Andrea and the german Fed-Cup-Team

The moment I got to know that I am nominated for the Fed Cup for the first time, I was sitting in my hotel room all by myself in the smallest village of Italy, lamenting, for I just had lost a match. This was when Babara Rittner, who is the Head of our Fed-Cup-Team, gave me a call on my room, to deliver the good news personally. I almost dropped the receiver, my blood ran cold and I started to feel queasy.

The Fed Cup is the only tennis competition you do not compete in as single player but as a team. There are three world groups, which are organized pool-like. Almost every country of the world is positioned in one of the different groups. The first world group is the strongest and hosts famous tennis nations such as Russia, USA, Serbia as well as us. In 2009 Germany carried the victory against China in Frankfurt and thereby established a place among the eight top teams of the world.

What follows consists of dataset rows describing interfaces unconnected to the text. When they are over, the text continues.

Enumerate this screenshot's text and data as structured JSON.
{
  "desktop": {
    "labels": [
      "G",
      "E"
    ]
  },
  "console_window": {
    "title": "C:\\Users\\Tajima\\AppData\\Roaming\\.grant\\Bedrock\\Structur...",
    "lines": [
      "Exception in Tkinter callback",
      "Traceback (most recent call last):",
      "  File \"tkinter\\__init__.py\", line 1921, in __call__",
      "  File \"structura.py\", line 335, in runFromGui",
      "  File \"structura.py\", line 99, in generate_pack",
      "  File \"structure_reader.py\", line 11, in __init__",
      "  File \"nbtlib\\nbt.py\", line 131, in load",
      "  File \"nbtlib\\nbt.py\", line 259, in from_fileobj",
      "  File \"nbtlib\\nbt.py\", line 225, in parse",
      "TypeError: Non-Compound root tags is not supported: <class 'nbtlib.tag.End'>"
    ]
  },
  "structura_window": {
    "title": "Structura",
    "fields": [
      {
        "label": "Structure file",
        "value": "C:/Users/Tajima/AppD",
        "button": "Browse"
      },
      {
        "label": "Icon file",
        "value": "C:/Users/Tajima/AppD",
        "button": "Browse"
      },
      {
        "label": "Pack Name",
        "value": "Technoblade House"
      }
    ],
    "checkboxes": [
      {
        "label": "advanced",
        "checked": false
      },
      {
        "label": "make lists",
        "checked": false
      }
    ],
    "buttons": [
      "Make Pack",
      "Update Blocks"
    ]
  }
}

Being a part of the Fed Cup is the greatest gift to any tennis player, but at the same time the greatest emotional challenge. You suffer, you laugh, you enjoy, you cry. A thousand feelings compressed into one week are often very exhausting. But most notably Fed Cup makes up a wonderful time, whenever you get to share it with an awesome team like ours.

During Fed Cup you play for others in the first instance. For the rear gunners, the team doctor and the physiotherapist who are up day and night just in case something happens to us, for fellow travellers and of cause for the home country wherewith I represent no less than 80 million people. Even though I play for Germany, I am still very connected to my birth country Serbia and feel local there. But unfortunately, you can’t compete for two nations.

Sabine Lisicki, Anna-Lena Grönefeld, Tatjana Malek, Kristina Barrois, Julia Görges and me are not only team mates but friends, a rarity within tennis. Yet even more rare are common aims, you intend to achieve as a collective. But besides that, we want to build up a lasting team for the years to come, since our average age is just about 21 years.

Further information concerning the Fed Cup can be found under www.fedcup.com